Some even say that the Ford Thunderbird was the one to start all that luxury car era. Interestingly enough, the T-bird had the same wheelbase as the Corvette of the time although Ford noted it was not a sports car, but a luxury personal vehicle.
This one is arguably the most important Chevrolet model of all time. More or less, it launched the Chevrolet name into the stardom of coolness. With a comprehensive lineup of cars and a Bel-Air sitting at the top of it all, it was only logical for it to introduce new tech to the market. In this case, the Bel-Air brought in the famed, indestructible Small Block Chevy V8.
Hemmings did comprehensive research regarding the model and the results are quite curious. The Bel-Air proved to be the most sought-after classic car in Alabama. Today, the “Tri-Five” models produced from 1955 to 1957 are the most valuable with prices of more than $100,000.
Although highly praised, the Porsche 911 is not among the top five classic cars Americans love. It is sixth. Lately, the cars – especially earlier editions – skyrocketed in value. For the last five years or so, the value of pre-nineties models tripled. As Hemmings analyzed, only a decade ago one could find a classic pre-1989 Porsche 911 in a not-so-perfect condition in the $10,000 range. Now, even the most fatigued models are selling for $30,000+.
The car is still in high demand in Washington and in California. Of course, only if we factor out the Corvette and the Ford Mustang from the equation.
Ford Model A
Although produced for just over four years, Ford production lines churned out 4,858,644 units of the Model A. As a major improvement over the Model T, the Ford Model A took mass-production to next level integrating brakes at all four wheels, some rudimentary safety systems and an engine making the car powerful enough to reach 65 mph.
As it turns out, the Ford Model A is very much in high regard with classic car lovers. Hemmings did report the Ford Model A is one of the classic car stars in Oregon, Nevada, and New England.

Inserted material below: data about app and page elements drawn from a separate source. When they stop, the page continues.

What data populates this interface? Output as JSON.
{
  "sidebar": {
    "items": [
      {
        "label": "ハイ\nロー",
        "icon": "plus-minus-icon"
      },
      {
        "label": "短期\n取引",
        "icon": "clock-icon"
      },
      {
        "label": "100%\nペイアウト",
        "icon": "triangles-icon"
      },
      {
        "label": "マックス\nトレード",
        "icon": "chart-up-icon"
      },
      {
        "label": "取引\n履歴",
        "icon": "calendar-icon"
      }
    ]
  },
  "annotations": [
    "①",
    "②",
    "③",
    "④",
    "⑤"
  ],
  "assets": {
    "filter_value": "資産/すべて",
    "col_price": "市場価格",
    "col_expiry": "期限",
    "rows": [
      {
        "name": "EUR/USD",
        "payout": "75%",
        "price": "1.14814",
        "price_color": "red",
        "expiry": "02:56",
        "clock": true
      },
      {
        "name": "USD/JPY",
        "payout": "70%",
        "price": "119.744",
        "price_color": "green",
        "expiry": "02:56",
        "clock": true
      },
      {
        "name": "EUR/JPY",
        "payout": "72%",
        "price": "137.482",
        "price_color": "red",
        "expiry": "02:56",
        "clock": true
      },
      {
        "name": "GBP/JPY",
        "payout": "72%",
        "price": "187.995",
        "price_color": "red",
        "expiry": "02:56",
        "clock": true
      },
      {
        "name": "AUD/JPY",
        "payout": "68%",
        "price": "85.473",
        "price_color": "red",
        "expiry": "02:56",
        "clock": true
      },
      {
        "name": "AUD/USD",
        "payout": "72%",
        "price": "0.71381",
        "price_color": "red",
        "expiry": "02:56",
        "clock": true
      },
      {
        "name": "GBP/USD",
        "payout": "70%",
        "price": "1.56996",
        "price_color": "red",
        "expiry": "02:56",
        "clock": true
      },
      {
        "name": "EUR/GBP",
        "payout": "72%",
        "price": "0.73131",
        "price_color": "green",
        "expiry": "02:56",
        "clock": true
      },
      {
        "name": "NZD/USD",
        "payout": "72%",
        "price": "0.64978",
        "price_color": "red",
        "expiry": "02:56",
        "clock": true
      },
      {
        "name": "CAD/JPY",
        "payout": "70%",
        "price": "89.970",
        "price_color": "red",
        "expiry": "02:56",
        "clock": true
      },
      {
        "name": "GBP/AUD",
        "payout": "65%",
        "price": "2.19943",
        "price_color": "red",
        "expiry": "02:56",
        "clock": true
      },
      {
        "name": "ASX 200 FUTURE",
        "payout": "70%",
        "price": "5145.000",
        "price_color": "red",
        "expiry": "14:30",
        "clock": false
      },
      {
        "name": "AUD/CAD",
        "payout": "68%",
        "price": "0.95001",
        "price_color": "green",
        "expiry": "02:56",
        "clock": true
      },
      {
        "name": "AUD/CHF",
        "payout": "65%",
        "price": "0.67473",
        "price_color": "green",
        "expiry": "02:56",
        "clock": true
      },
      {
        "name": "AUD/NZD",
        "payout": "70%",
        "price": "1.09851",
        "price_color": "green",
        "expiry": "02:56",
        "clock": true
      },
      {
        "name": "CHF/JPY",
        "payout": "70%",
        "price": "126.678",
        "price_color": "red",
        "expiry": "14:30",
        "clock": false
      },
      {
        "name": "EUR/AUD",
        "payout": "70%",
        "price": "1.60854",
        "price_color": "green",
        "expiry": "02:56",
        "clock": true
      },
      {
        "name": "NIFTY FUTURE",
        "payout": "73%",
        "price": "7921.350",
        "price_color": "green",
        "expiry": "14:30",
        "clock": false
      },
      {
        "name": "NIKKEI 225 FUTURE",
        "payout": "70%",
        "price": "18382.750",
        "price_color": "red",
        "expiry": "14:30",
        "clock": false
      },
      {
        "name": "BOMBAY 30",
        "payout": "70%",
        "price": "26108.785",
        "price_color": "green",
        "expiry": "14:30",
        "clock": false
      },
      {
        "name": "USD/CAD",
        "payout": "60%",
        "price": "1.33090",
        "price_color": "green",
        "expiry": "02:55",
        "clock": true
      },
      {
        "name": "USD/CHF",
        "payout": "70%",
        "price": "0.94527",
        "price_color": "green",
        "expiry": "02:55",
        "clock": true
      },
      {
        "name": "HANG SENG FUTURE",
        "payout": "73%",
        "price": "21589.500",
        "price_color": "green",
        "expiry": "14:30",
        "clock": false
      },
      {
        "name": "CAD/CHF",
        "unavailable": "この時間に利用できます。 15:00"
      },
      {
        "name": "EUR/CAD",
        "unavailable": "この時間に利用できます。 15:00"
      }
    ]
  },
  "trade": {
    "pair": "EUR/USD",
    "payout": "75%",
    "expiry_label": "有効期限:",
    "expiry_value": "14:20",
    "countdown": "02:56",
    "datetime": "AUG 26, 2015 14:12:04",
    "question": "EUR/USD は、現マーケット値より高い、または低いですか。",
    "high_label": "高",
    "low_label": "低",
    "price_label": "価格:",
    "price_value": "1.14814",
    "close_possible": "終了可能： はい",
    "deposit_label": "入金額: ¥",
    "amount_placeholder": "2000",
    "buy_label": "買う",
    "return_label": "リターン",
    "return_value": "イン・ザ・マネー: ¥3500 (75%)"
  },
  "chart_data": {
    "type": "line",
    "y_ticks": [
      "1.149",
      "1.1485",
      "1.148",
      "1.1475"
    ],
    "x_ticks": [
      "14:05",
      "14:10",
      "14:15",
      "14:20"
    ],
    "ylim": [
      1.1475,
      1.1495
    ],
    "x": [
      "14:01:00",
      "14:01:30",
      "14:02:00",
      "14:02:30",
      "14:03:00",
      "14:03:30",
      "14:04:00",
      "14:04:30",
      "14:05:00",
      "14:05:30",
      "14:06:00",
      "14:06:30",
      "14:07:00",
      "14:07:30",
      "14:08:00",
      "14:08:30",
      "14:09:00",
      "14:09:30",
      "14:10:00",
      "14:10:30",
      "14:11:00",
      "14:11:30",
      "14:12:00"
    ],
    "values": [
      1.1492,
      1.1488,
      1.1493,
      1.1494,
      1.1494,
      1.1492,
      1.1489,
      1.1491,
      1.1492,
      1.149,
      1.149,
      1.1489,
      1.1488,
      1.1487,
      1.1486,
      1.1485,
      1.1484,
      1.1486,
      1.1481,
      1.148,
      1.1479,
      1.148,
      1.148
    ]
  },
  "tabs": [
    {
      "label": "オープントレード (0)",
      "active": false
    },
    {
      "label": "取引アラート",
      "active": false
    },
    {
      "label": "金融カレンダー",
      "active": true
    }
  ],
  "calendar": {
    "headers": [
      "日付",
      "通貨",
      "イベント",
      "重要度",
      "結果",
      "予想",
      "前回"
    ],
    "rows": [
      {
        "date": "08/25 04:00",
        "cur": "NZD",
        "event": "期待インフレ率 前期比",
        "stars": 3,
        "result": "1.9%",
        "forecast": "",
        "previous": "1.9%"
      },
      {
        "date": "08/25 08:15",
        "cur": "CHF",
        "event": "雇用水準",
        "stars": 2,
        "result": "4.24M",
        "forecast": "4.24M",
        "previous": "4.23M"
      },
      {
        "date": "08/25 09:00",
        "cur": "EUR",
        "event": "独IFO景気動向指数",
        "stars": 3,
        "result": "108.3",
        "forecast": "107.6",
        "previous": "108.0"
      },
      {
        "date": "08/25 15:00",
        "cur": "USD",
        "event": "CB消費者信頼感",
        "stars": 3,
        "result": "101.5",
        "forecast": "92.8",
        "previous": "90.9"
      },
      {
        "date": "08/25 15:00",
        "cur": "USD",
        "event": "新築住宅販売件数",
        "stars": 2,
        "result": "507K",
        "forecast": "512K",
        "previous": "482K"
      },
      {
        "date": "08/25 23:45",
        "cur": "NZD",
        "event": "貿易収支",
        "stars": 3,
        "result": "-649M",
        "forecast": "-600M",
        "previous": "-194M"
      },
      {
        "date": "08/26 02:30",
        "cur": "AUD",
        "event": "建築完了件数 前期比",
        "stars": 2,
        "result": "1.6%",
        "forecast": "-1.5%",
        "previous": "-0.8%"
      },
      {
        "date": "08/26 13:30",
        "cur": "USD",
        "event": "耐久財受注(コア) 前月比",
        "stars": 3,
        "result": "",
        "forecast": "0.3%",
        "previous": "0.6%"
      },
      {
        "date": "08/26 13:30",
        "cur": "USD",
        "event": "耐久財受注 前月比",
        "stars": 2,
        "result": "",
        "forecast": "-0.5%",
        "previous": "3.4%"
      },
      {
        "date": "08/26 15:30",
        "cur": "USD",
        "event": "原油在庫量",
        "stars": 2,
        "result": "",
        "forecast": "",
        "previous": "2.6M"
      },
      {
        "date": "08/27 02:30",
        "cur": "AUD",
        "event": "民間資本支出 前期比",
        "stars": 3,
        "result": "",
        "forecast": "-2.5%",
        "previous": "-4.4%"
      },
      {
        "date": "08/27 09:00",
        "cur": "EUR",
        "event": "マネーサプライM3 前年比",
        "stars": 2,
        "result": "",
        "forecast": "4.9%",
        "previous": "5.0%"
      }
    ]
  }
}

Pontiac Trans Am
The Pontiac Trans Am is definitely one of the most iconic American cars of all time. In production from 1969 to 2002, the Trans Am shaped a whole class of sports car lovers which had had enough with all that muscle car craze and Corvettes. Sure, the Trans Am was a muscle car on its own, but not in the same terms as the Charger, the Camaro, or even the Mustang were. Obviously, the plan worked, as the car is now considered amongst the classic cars Americans love. Interestingly enough, Hemmings report the Pontiac Trans Am is most popular in Washington DC.
The Ford Mustang may be second on this list, but the Camaro seems to be an icon of the same competence. This iconic muscle car definitely influenced car culture in the US as only a handful of other cars. Now, it is a part of the Hemmings list of classic cars Americans love. As it turns out, the Camaro is a favorite muscle car in eight states.
Finally! An SUV. Ok, not exactly an SUV but the first gen Ford Bronco – a serious off-roader with rather appealing looks. Previously, we did publish a list of classic cars millennials and Generation X drivers value the most. Trucks and SUVs dominated. On this list, however, only the Ford Bronco managed to hop in. This car managed to be the favorite in one state – Colorado. The new 2020 Ford Bronco I wrote a lot about , and could be a proper replacement.